_Exercise instructions_
Line tally for the word "JSON": count the lines below that contain it and reply with the number alone.

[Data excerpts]
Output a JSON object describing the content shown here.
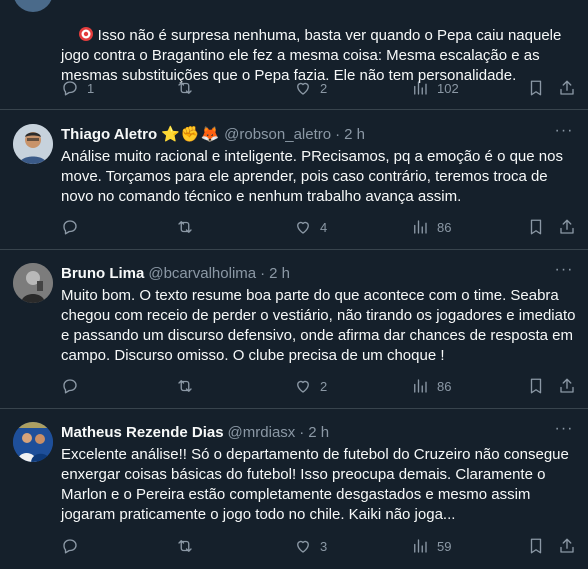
{
  "tweets": [
    {
      "author": "",
      "handle": "",
      "time": "",
      "text": "Isso não é surpresa nenhuma, basta ver quando o Pepa caiu naquele jogo contra o Bragantino ele fez a mesma coisa: Mesma escalação e as mesmas substituições que o Pepa fazia. Ele não tem personalidade.",
      "replies": "1",
      "retweets": "",
      "likes": "2",
      "views": "102"
    },
    {
      "author": "Thiago Aletro",
      "emojis": "⭐✊🦊",
      "handle": "@robson_aletro",
      "time": "2 h",
      "text": "Análise muito racional e inteligente. PRecisamos, pq a emoção é o que nos move. Torçamos para ele aprender, pois caso contrário, teremos troca de novo no comando técnico e nenhum trabalho avança assim.",
      "replies": "",
      "retweets": "",
      "likes": "4",
      "views": "86"
    },
    {
      "author": "Bruno Lima",
      "handle": "@bcarvalholima",
      "time": "2 h",
      "text": "Muito bom. O texto resume boa parte do que acontece com o time. Seabra chegou com receio de perder o vestiário, não tirando os jogadores e imediato e passando um discurso defensivo, onde afirma dar chances de resposta em campo. Discurso omisso. O clube precisa de um choque !",
      "replies": "",
      "retweets": "",
      "likes": "2",
      "views": "86"
    },
    {
      "author": "Matheus Rezende Dias",
      "handle": "@mrdiasx",
      "time": "2 h",
      "text": "Excelente análise!! Só o departamento de futebol do Cruzeiro não consegue enxergar coisas básicas do futebol! Isso preocupa demais. Claramente o Marlon e o Pereira estão completamente desgastados e mesmo assim jogaram praticamente o jogo todo no chile. Kaiki não joga...",
      "replies": "",
      "retweets": "",
      "likes": "3",
      "views": "59"
    }
  ],
  "colors": {
    "background": "#15202b",
    "text": "#f7f9f9",
    "muted": "#8b98a5",
    "divider": "#38444d"
  },
  "icons": [
    "reply-icon",
    "retweet-icon",
    "like-icon",
    "views-icon",
    "bookmark-icon",
    "share-icon",
    "more-icon"
  ]
}
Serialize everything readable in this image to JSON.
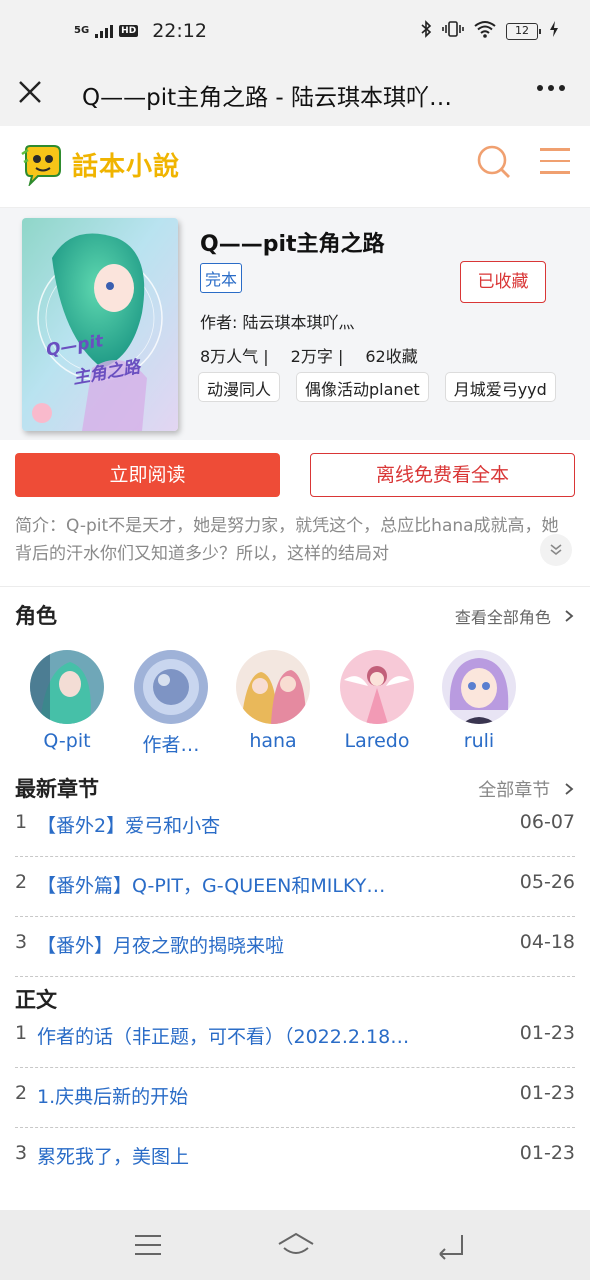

_Expected answer_
2